**What needs to be done:** Count, in the data that follows, every line with the string "JSON", and give that count as the whole reply.

**Excerpts from an interface dataset:**
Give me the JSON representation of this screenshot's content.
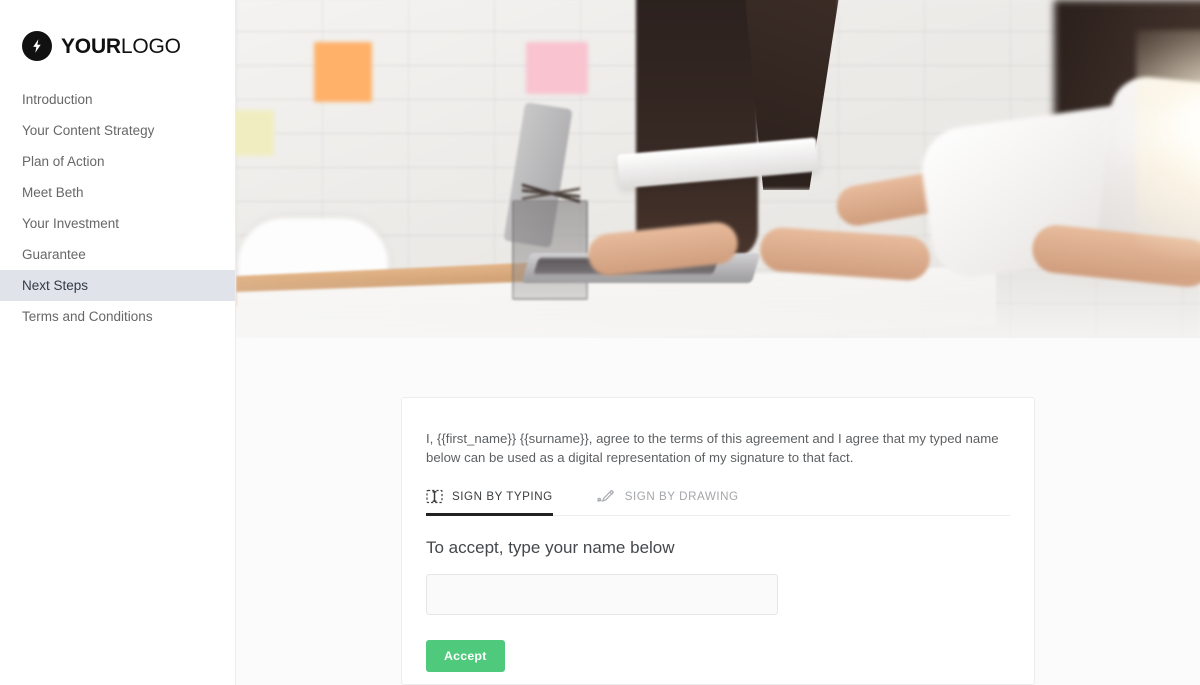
{
  "sidebar": {
    "logo": {
      "icon": "lightning-bolt-icon",
      "text_bold": "YOUR",
      "text_light": "LOGO"
    },
    "items": [
      {
        "label": "Introduction",
        "active": false
      },
      {
        "label": "Your Content Strategy",
        "active": false
      },
      {
        "label": "Plan of Action",
        "active": false
      },
      {
        "label": "Meet Beth",
        "active": false
      },
      {
        "label": "Your Investment",
        "active": false
      },
      {
        "label": "Guarantee",
        "active": false
      },
      {
        "label": "Next Steps",
        "active": true
      },
      {
        "label": "Terms and Conditions",
        "active": false
      }
    ]
  },
  "hero": {
    "alt": "Business team working together at a desk with a laptop and tablet, sunlight flare"
  },
  "card": {
    "agreement_text": "I, {{first_name}} {{surname}}, agree to the terms of this agreement and I agree that my typed name below can be used as a digital representation of my signature to that fact.",
    "tabs": [
      {
        "label": "SIGN BY TYPING",
        "icon": "text-cursor-icon",
        "active": true
      },
      {
        "label": "SIGN BY DRAWING",
        "icon": "pen-draw-icon",
        "active": false
      }
    ],
    "accept_heading": "To accept, type your name below",
    "name_input": {
      "value": "",
      "placeholder": ""
    },
    "accept_button": "Accept"
  },
  "colors": {
    "accent_green": "#4fc97c",
    "sidebar_active_bg": "#e0e3ea",
    "page_bg": "#fbfbfb",
    "tab_active_underline": "#222222"
  }
}
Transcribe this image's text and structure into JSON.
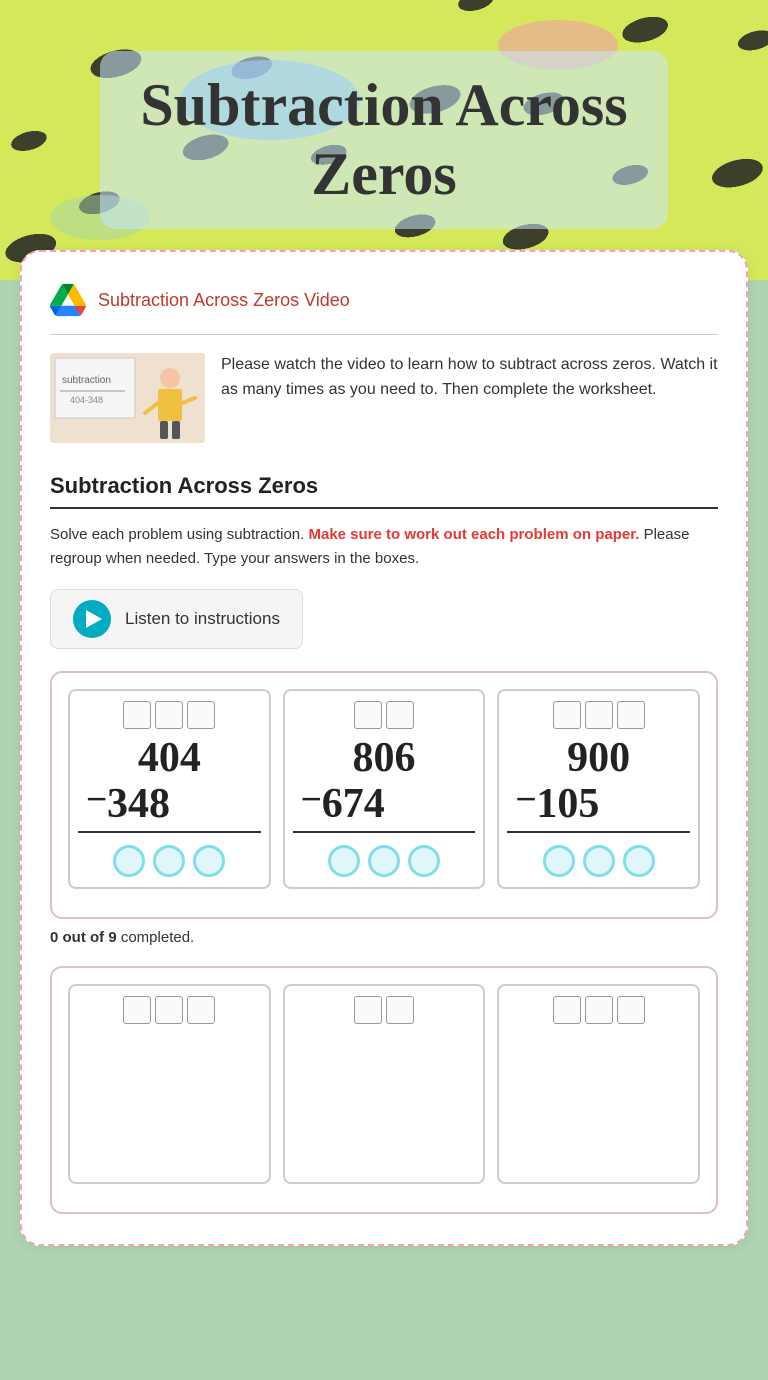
{
  "page": {
    "title": "Subtraction Across Zeros"
  },
  "hero": {
    "title_line1": "Subtraction Across",
    "title_line2": "Zeros"
  },
  "video_section": {
    "link_text": "Subtraction Across Zeros Video",
    "description": "Please watch the video to learn how to subtract across zeros. Watch it as many times as you need to. Then complete the worksheet."
  },
  "worksheet": {
    "title": "Subtraction Across Zeros",
    "instructions_part1": "Solve each problem using subtraction.",
    "instructions_highlight": "Make sure to work out each problem on paper.",
    "instructions_part2": "Please regroup when needed. Type your answers in the boxes.",
    "listen_button_label": "Listen to instructions",
    "completion_text_prefix": "0 out of 9",
    "completion_text_suffix": "completed."
  },
  "problems": [
    {
      "top": "404",
      "bottom": "348",
      "num_digits": 3
    },
    {
      "top": "806",
      "bottom": "674",
      "num_digits": 3
    },
    {
      "top": "900",
      "bottom": "105",
      "num_digits": 3
    }
  ],
  "icons": {
    "play": "▶",
    "drive": "google-drive-icon"
  }
}
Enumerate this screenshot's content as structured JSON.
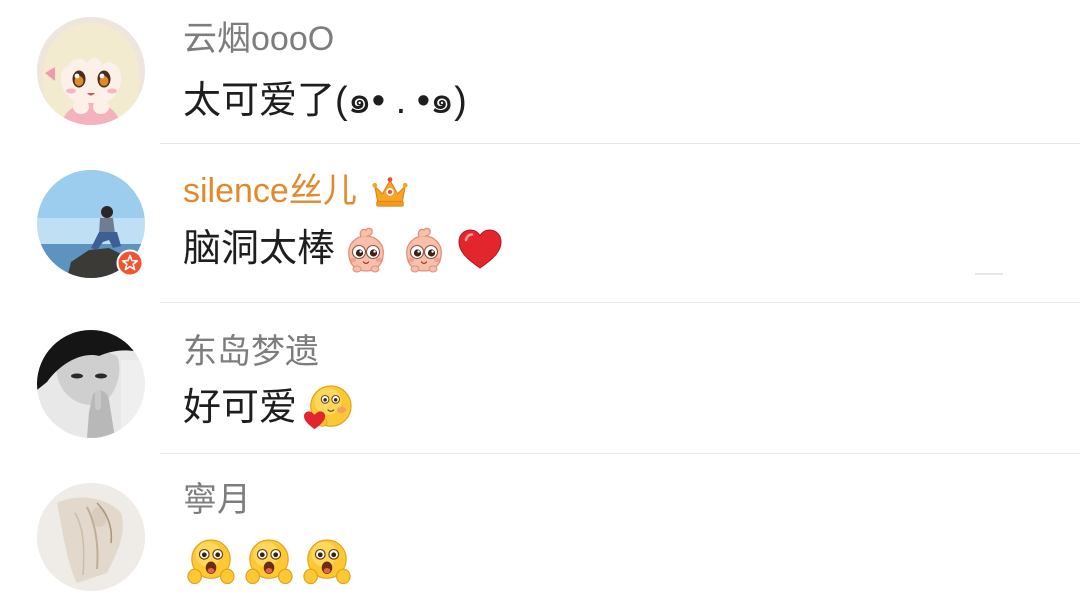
{
  "comments": [
    {
      "username": "云烟oooO",
      "text": "太可爱了(๑• . •๑)",
      "emojis": []
    },
    {
      "username": "silence丝儿",
      "member_icon": "crown-icon",
      "avatar_badge": "star-badge-icon",
      "text": "脑洞太棒",
      "emojis": [
        "pink-creature-emoji",
        "pink-creature-emoji",
        "red-heart-emoji"
      ]
    },
    {
      "username": "东岛梦遗",
      "text": "好可爱",
      "emojis": [
        "blushing-heart-emoji"
      ]
    },
    {
      "username": "寧月",
      "emojis": [
        "hands-face-emoji",
        "hands-face-emoji",
        "hands-face-emoji"
      ]
    }
  ],
  "colors": {
    "username": "#7d7d7d",
    "vip_username": "#e3892c",
    "comment_text": "#1e1e1e",
    "divider": "#e6e6e6",
    "background": "#ffffff",
    "badge": "#f3532f"
  }
}
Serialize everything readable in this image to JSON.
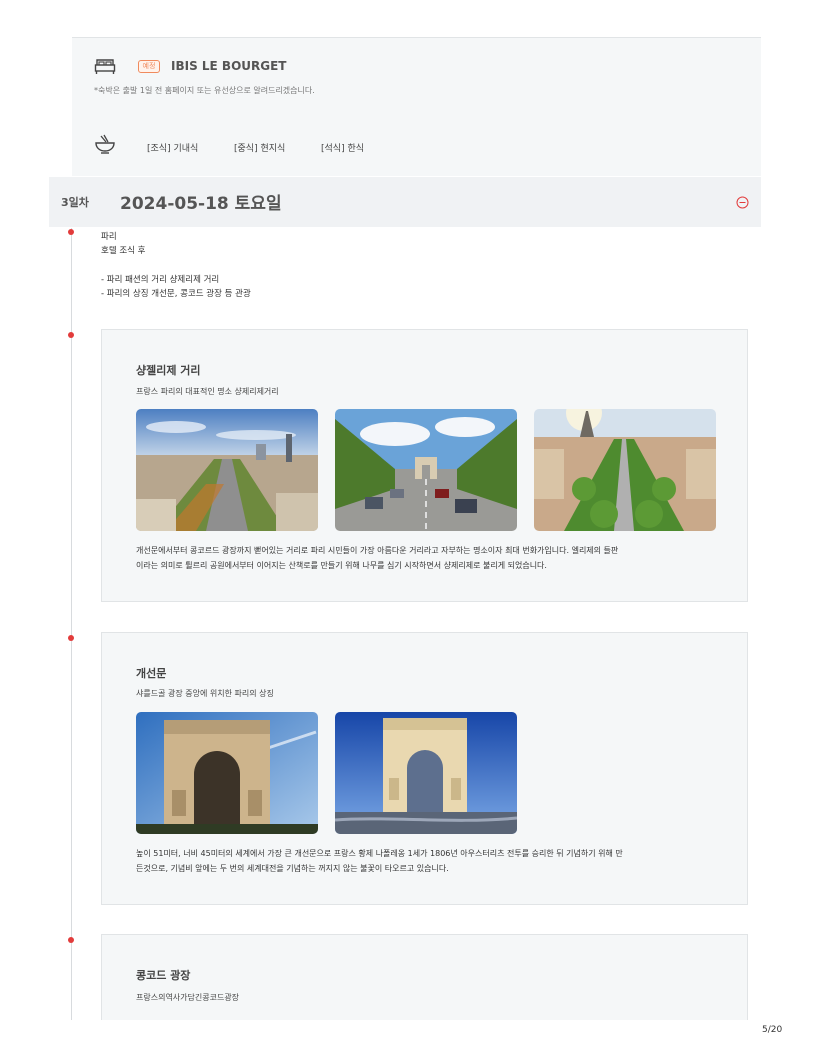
{
  "hotel": {
    "badge": "예정",
    "name": "IBIS LE BOURGET",
    "note": "*숙박은 출발 1일 전 홈페이지 또는 유선상으로 알려드리겠습니다."
  },
  "meals": [
    "[조식] 기내식",
    "[중식] 현지식",
    "[석식] 한식"
  ],
  "day": {
    "label": "3일차",
    "date": "2024-05-18 토요일"
  },
  "schedule": {
    "city": "파리",
    "lines": [
      "호텔 조식 후",
      "- 파리 패션의 거리 샹제리제 거리",
      "- 파리의 상징 개선문, 콩코드 광장 등 관광"
    ]
  },
  "places": [
    {
      "title": "샹젤리제 거리",
      "subtitle": "프랑스 파리의 대표적인 명소 샹제리제거리",
      "photos": [
        "champs-elysees-aerial-photo",
        "champs-elysees-street-photo",
        "champs-elysees-eiffel-view-photo"
      ],
      "desc_lines": [
        "개선문에서부터 콩코르드 광장까지 뻗어있는 거리로 파리 시민들이 가장 아름다운 거리라고 자부하는 명소이자 최대 번화가입니다. 엘리제의 들판",
        "이라는 의미로 튈르리 공원에서부터 이어지는 산책로를 만들기 위해 나무를 심기 시작하면서 샹제리제로 불리게 되었습니다."
      ]
    },
    {
      "title": "개선문",
      "subtitle": "샤를드골 광장 중앙에 위치한 파리의 상징",
      "photos": [
        "arc-de-triomphe-sky-photo",
        "arc-de-triomphe-blue-photo"
      ],
      "desc_lines": [
        "높이 51미터, 너비 45미터의 세계에서 가장 큰 개선문으로 프랑스 황제 나폴레옹 1세가 1806년 아우스터리츠 전투를 승리한 뒤 기념하기 위해 만",
        "든것으로, 기념비 앞에는 두 번의 세계대전을 기념하는 꺼지지 않는 불꽃이 타오르고 있습니다."
      ]
    },
    {
      "title": "콩코드 광장",
      "subtitle": "프랑스의역사가담긴콩코드광장"
    }
  ],
  "page": "5/20",
  "icons": {
    "hotel": "bed-icon",
    "meal": "bowl-icon",
    "collapse": "minus-circle-icon"
  },
  "colors": {
    "accent_red": "#e23b3b",
    "badge_orange": "#f08a5d"
  }
}
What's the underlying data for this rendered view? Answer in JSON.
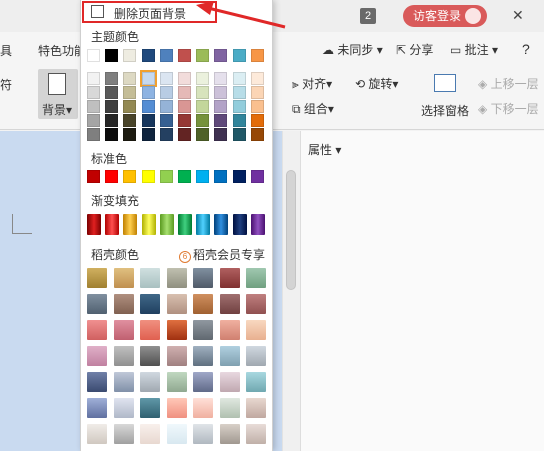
{
  "titlebar": {
    "badge": "2",
    "login_label": "访客登录",
    "close_glyph": "✕"
  },
  "menubar": {
    "left_cut": "具",
    "feature_tab": "特色功能",
    "sync_label": "未同步",
    "share_label": "分享",
    "comment_label": "批注",
    "help_glyph": "?"
  },
  "ribbon": {
    "left_cut": "符",
    "background_label": "背景",
    "align_label": "对齐",
    "rotate_label": "旋转",
    "group_label": "组合",
    "select_pane_label": "选择窗格",
    "up_label": "上移一层",
    "down_label": "下移一层"
  },
  "right_panel": {
    "title": "属性"
  },
  "bg_panel": {
    "delete_label": "删除页面背景",
    "theme_title": "主题颜色",
    "standard_title": "标准色",
    "gradient_title": "渐变填充",
    "shell_title": "稻壳颜色",
    "member_label": "稻壳会员专享",
    "theme_top": [
      "#ffffff",
      "#000000",
      "#eeece1",
      "#1f497d",
      "#4f81bd",
      "#c0504d",
      "#9bbb59",
      "#8064a2",
      "#4bacc6",
      "#f79646"
    ],
    "theme_grid": [
      [
        "#f2f2f2",
        "#7f7f7f",
        "#ddd9c3",
        "#c6d9f0",
        "#dbe5f1",
        "#f2dcdb",
        "#ebf1dd",
        "#e5e0ec",
        "#dbeef3",
        "#fdeada"
      ],
      [
        "#d8d8d8",
        "#595959",
        "#c4bd97",
        "#8db3e2",
        "#b8cce4",
        "#e5b9b7",
        "#d7e3bc",
        "#ccc1d9",
        "#b7dde8",
        "#fbd5b5"
      ],
      [
        "#bfbfbf",
        "#3f3f3f",
        "#938953",
        "#548dd4",
        "#95b3d7",
        "#d99694",
        "#c3d69b",
        "#b2a2c7",
        "#92cddc",
        "#fac08f"
      ],
      [
        "#a5a5a5",
        "#262626",
        "#494429",
        "#17365d",
        "#366092",
        "#953734",
        "#76923c",
        "#5f497a",
        "#31859b",
        "#e36c09"
      ],
      [
        "#7f7f7f",
        "#0c0c0c",
        "#1d1b10",
        "#0f243e",
        "#244061",
        "#632423",
        "#4f6128",
        "#3f3151",
        "#205867",
        "#974806"
      ]
    ],
    "standard": [
      "#c00000",
      "#ff0000",
      "#ffc000",
      "#ffff00",
      "#92d050",
      "#00b050",
      "#00b0f0",
      "#0070c0",
      "#002060",
      "#7030a0"
    ],
    "gradient": [
      [
        "#7a0000",
        "#e02020"
      ],
      [
        "#b00000",
        "#ff5050"
      ],
      [
        "#c08000",
        "#ffd050"
      ],
      [
        "#b0b000",
        "#ffff60"
      ],
      [
        "#5a9a20",
        "#a8e070"
      ],
      [
        "#007a30",
        "#40d080"
      ],
      [
        "#007aa0",
        "#50d0ff"
      ],
      [
        "#00407a",
        "#3090e0"
      ],
      [
        "#001040",
        "#204080"
      ],
      [
        "#4a1070",
        "#9050c0"
      ]
    ],
    "shell": [
      [
        [
          "#a08030",
          "#d0b060"
        ],
        [
          "#c09050",
          "#e0c080"
        ],
        [
          "#a8c0c0",
          "#d0e0e0"
        ],
        [
          "#909080",
          "#c0c0b0"
        ],
        [
          "#505a68",
          "#8090a0"
        ],
        [
          "#803030",
          "#b06060"
        ],
        [
          "#70a080",
          "#a0c8b0"
        ]
      ],
      [
        [
          "#506070",
          "#8090a0"
        ],
        [
          "#806050",
          "#b09080"
        ],
        [
          "#204060",
          "#406888"
        ],
        [
          "#b09080",
          "#d8c0b0"
        ],
        [
          "#a06030",
          "#d09060"
        ],
        [
          "#704040",
          "#a07070"
        ],
        [
          "#905050",
          "#c08080"
        ]
      ],
      [
        [
          "#d06060",
          "#f09090"
        ],
        [
          "#c06070",
          "#e090a0"
        ],
        [
          "#e06050",
          "#f09080"
        ],
        [
          "#a03010",
          "#e07040"
        ],
        [
          "#606870",
          "#9098a0"
        ],
        [
          "#d08070",
          "#f0b0a0"
        ],
        [
          "#e8b090",
          "#f8d8c0"
        ]
      ],
      [
        [
          "#c080a0",
          "#e0b0c8"
        ],
        [
          "#909090",
          "#c0c0c0"
        ],
        [
          "#505050",
          "#909090"
        ],
        [
          "#a08080",
          "#d0b0b0"
        ],
        [
          "#607080",
          "#a0b0c0"
        ],
        [
          "#80a0b0",
          "#b0d0e0"
        ],
        [
          "#a0a8b0",
          "#d0d8e0"
        ]
      ],
      [
        [
          "#3a4a70",
          "#7080a8"
        ],
        [
          "#8090a8",
          "#c0c8d8"
        ],
        [
          "#a0a8b0",
          "#d0d8e0"
        ],
        [
          "#90a890",
          "#c0d8c0"
        ],
        [
          "#606a88",
          "#a0a8c8"
        ],
        [
          "#c0a8b0",
          "#e8d8e0"
        ],
        [
          "#70a8b0",
          "#a8d8e0"
        ]
      ],
      [
        [
          "#6070a0",
          "#a0b0d8"
        ],
        [
          "#b0b8c8",
          "#e0e4f0"
        ],
        [
          "#306070",
          "#6098a8"
        ],
        [
          "#f09080",
          "#ffc8b8"
        ],
        [
          "#f0b0a0",
          "#ffe0d8"
        ],
        [
          "#b0c0b0",
          "#e0e8e0"
        ],
        [
          "#c0a8a0",
          "#e8d8d0"
        ]
      ],
      [
        [
          "#d0c8c0",
          "#f0ece8"
        ],
        [
          "#a0a0a0",
          "#d8d8d8"
        ],
        [
          "#e8d8d0",
          "#f8f0ec"
        ],
        [
          "#d8e8f0",
          "#f0f8fc"
        ],
        [
          "#b0b8c0",
          "#e0e4e8"
        ],
        [
          "#a09890",
          "#d8d0c8"
        ],
        [
          "#c0b0a8",
          "#e8dcd8"
        ]
      ]
    ]
  }
}
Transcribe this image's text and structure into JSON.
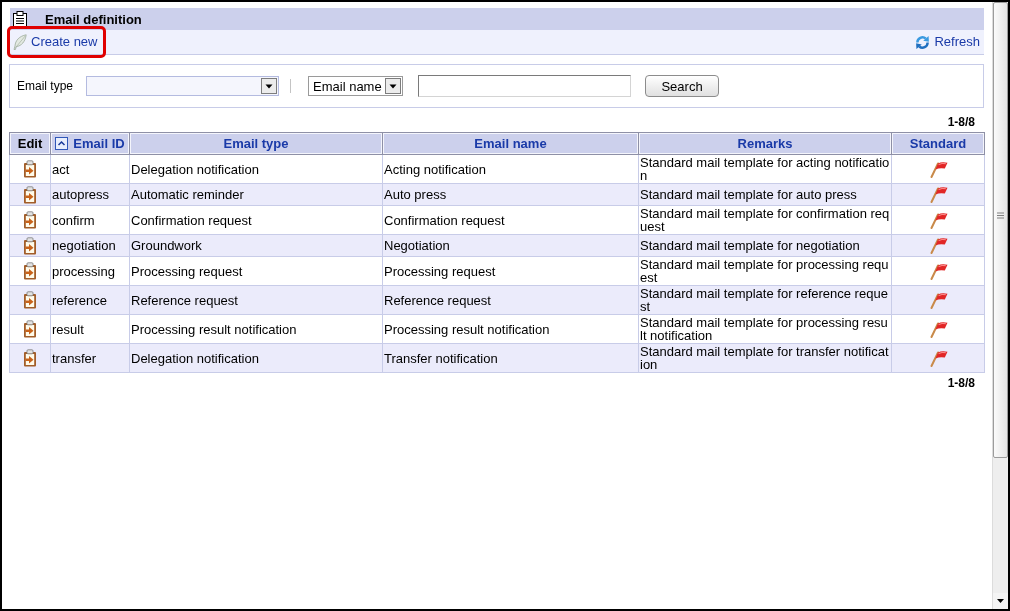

**Output for this exercise:** 6